> _Problem details_
Check each line of the records below and collect those that include the word "this".

> _Excerpted data_
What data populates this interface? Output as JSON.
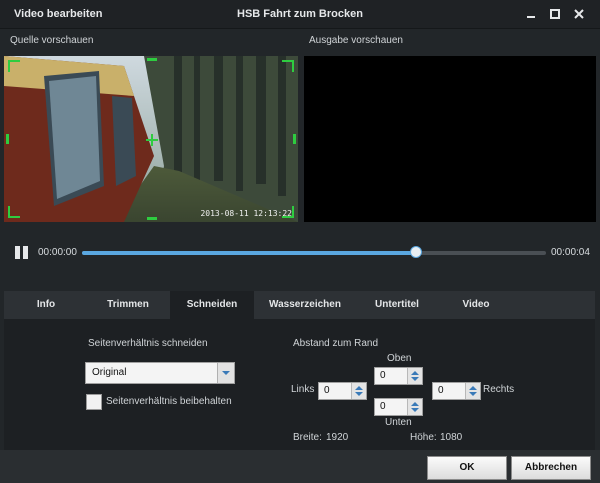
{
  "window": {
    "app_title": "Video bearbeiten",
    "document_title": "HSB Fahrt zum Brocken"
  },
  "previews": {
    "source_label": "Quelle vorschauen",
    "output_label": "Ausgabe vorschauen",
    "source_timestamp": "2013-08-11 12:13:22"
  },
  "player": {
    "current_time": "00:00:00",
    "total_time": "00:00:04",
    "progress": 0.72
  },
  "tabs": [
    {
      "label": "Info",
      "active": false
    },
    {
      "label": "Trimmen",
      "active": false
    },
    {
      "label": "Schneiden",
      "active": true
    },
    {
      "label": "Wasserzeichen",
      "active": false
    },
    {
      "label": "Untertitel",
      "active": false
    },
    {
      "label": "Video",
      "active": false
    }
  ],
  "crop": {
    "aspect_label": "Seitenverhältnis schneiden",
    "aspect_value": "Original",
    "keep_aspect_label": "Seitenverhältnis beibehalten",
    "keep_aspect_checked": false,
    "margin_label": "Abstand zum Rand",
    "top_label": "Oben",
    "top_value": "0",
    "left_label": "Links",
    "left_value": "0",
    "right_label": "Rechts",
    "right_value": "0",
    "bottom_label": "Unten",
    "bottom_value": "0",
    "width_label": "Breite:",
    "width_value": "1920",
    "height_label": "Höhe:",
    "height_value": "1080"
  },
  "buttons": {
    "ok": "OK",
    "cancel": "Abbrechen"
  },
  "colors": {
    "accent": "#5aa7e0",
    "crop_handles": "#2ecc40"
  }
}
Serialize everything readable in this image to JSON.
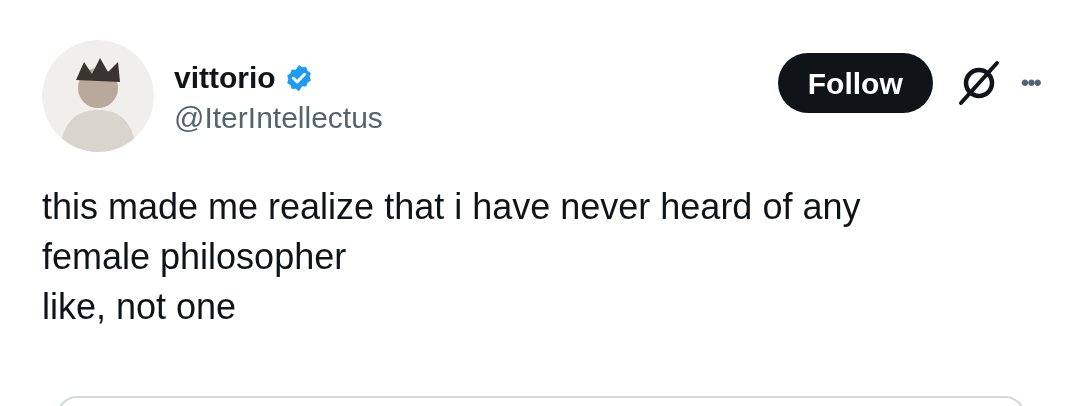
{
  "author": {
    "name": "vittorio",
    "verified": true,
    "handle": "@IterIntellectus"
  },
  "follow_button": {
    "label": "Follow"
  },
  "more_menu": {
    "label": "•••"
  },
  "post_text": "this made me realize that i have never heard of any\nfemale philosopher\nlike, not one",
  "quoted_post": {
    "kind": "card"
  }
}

> _Output_
What data populates this interface? Output as JSON.
Serialize everything readable in this image to JSON.
  "post_text": "this made me realize that i have never heard of any\nfemale philosopher\nlike, not one",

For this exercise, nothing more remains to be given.